# [Supplied material]
■ ■ ■ ■

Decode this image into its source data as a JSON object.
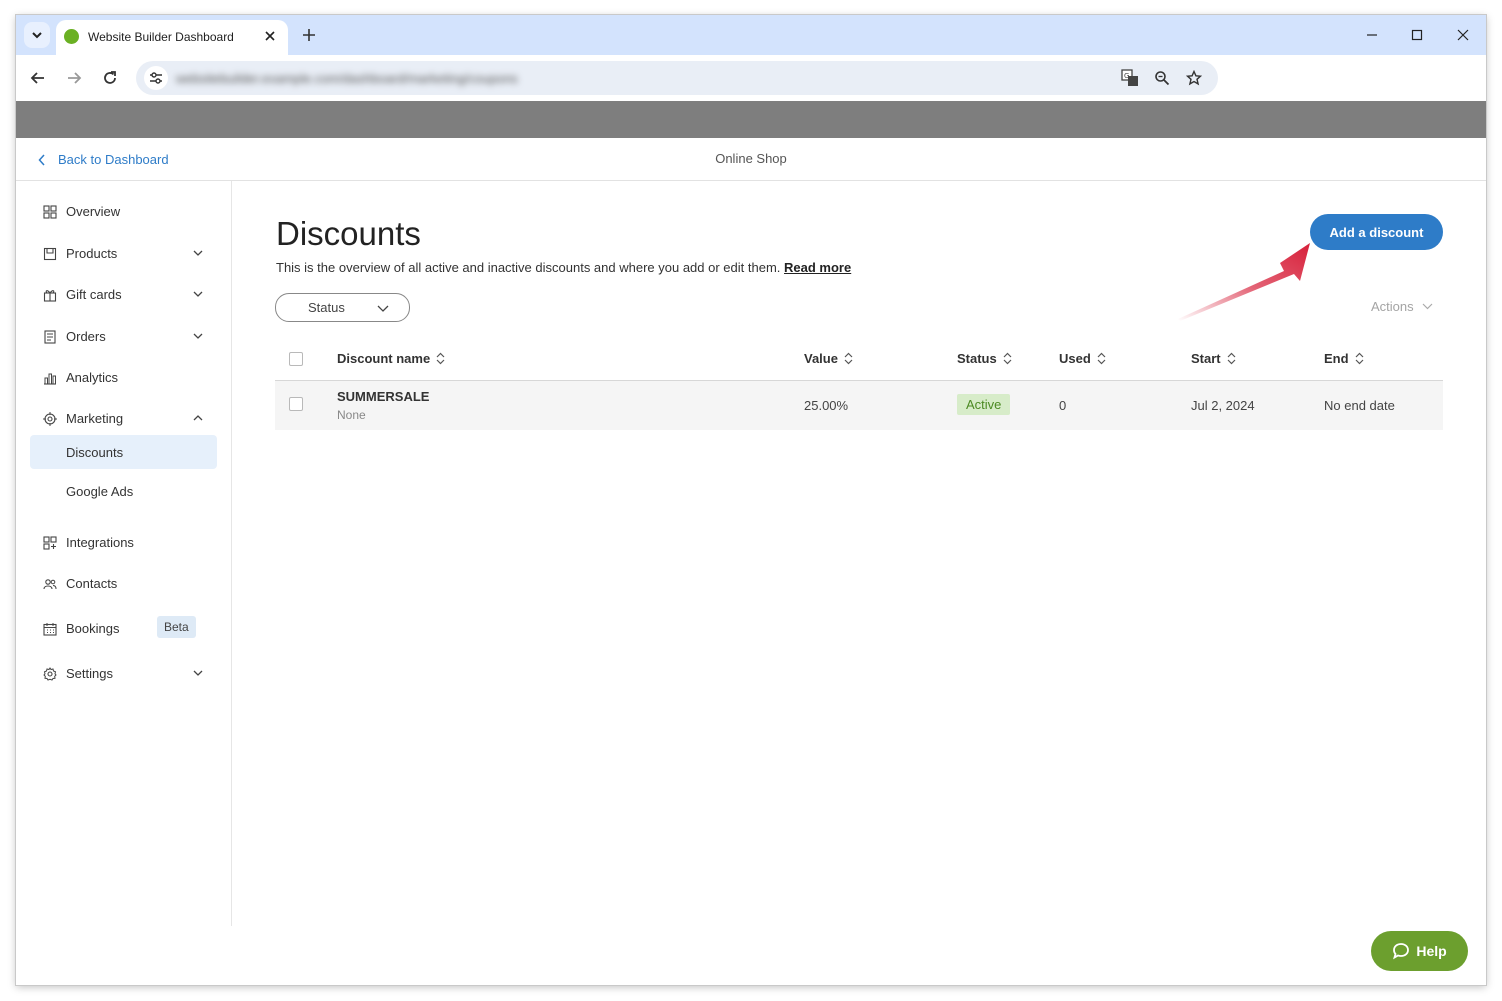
{
  "browser": {
    "tab_title": "Website Builder Dashboard",
    "url": "websitebuilder.example.com/dashboard/marketing/coupons"
  },
  "header": {
    "back_label": "Back to Dashboard",
    "shop_name": "Online Shop"
  },
  "sidebar": {
    "items": [
      {
        "label": "Overview",
        "icon": "grid-icon"
      },
      {
        "label": "Products",
        "icon": "box-icon"
      },
      {
        "label": "Gift cards",
        "icon": "gift-icon"
      },
      {
        "label": "Orders",
        "icon": "receipt-icon"
      },
      {
        "label": "Analytics",
        "icon": "bar-chart-icon"
      },
      {
        "label": "Marketing",
        "icon": "target-icon"
      },
      {
        "label": "Discounts"
      },
      {
        "label": "Google Ads"
      },
      {
        "label": "Integrations",
        "icon": "puzzle-grid-icon"
      },
      {
        "label": "Contacts",
        "icon": "people-icon"
      },
      {
        "label": "Bookings",
        "icon": "calendar-icon",
        "badge": "Beta"
      },
      {
        "label": "Settings",
        "icon": "gear-icon"
      }
    ]
  },
  "main": {
    "title": "Discounts",
    "description": "This is the overview of all active and inactive discounts and where you add or edit them.",
    "read_more": "Read more",
    "add_button": "Add a discount",
    "status_filter": "Status",
    "actions_label": "Actions",
    "columns": [
      "Discount name",
      "Value",
      "Status",
      "Used",
      "Start",
      "End"
    ],
    "rows": [
      {
        "name": "SUMMERSALE",
        "subtitle": "None",
        "value": "25.00%",
        "status": "Active",
        "used": "0",
        "start": "Jul 2, 2024",
        "end": "No end date"
      }
    ]
  },
  "help_label": "Help",
  "colors": {
    "accent": "#2e7cc8",
    "active_badge": "#d7ecc9",
    "help": "#6c9f2e",
    "arrow": "#d7203a"
  }
}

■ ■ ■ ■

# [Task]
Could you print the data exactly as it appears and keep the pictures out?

# [Written answer]
Decode this image into its source data as a JSON object.
{
  "browser": {
    "tab_title": "Website Builder Dashboard",
    "url": "websitebuilder.example.com/dashboard/marketing/coupons"
  },
  "header": {
    "back_label": "Back to Dashboard",
    "shop_name": "Online Shop"
  },
  "sidebar": {
    "items": [
      {
        "label": "Overview",
        "icon": "grid-icon"
      },
      {
        "label": "Products",
        "icon": "box-icon"
      },
      {
        "label": "Gift cards",
        "icon": "gift-icon"
      },
      {
        "label": "Orders",
        "icon": "receipt-icon"
      },
      {
        "label": "Analytics",
        "icon": "bar-chart-icon"
      },
      {
        "label": "Marketing",
        "icon": "target-icon"
      },
      {
        "label": "Discounts"
      },
      {
        "label": "Google Ads"
      },
      {
        "label": "Integrations",
        "icon": "puzzle-grid-icon"
      },
      {
        "label": "Contacts",
        "icon": "people-icon"
      },
      {
        "label": "Bookings",
        "icon": "calendar-icon",
        "badge": "Beta"
      },
      {
        "label": "Settings",
        "icon": "gear-icon"
      }
    ]
  },
  "main": {
    "title": "Discounts",
    "description": "This is the overview of all active and inactive discounts and where you add or edit them.",
    "read_more": "Read more",
    "add_button": "Add a discount",
    "status_filter": "Status",
    "actions_label": "Actions",
    "columns": [
      "Discount name",
      "Value",
      "Status",
      "Used",
      "Start",
      "End"
    ],
    "rows": [
      {
        "name": "SUMMERSALE",
        "subtitle": "None",
        "value": "25.00%",
        "status": "Active",
        "used": "0",
        "start": "Jul 2, 2024",
        "end": "No end date"
      }
    ]
  },
  "help_label": "Help",
  "colors": {
    "accent": "#2e7cc8",
    "active_badge": "#d7ecc9",
    "help": "#6c9f2e",
    "arrow": "#d7203a"
  }
}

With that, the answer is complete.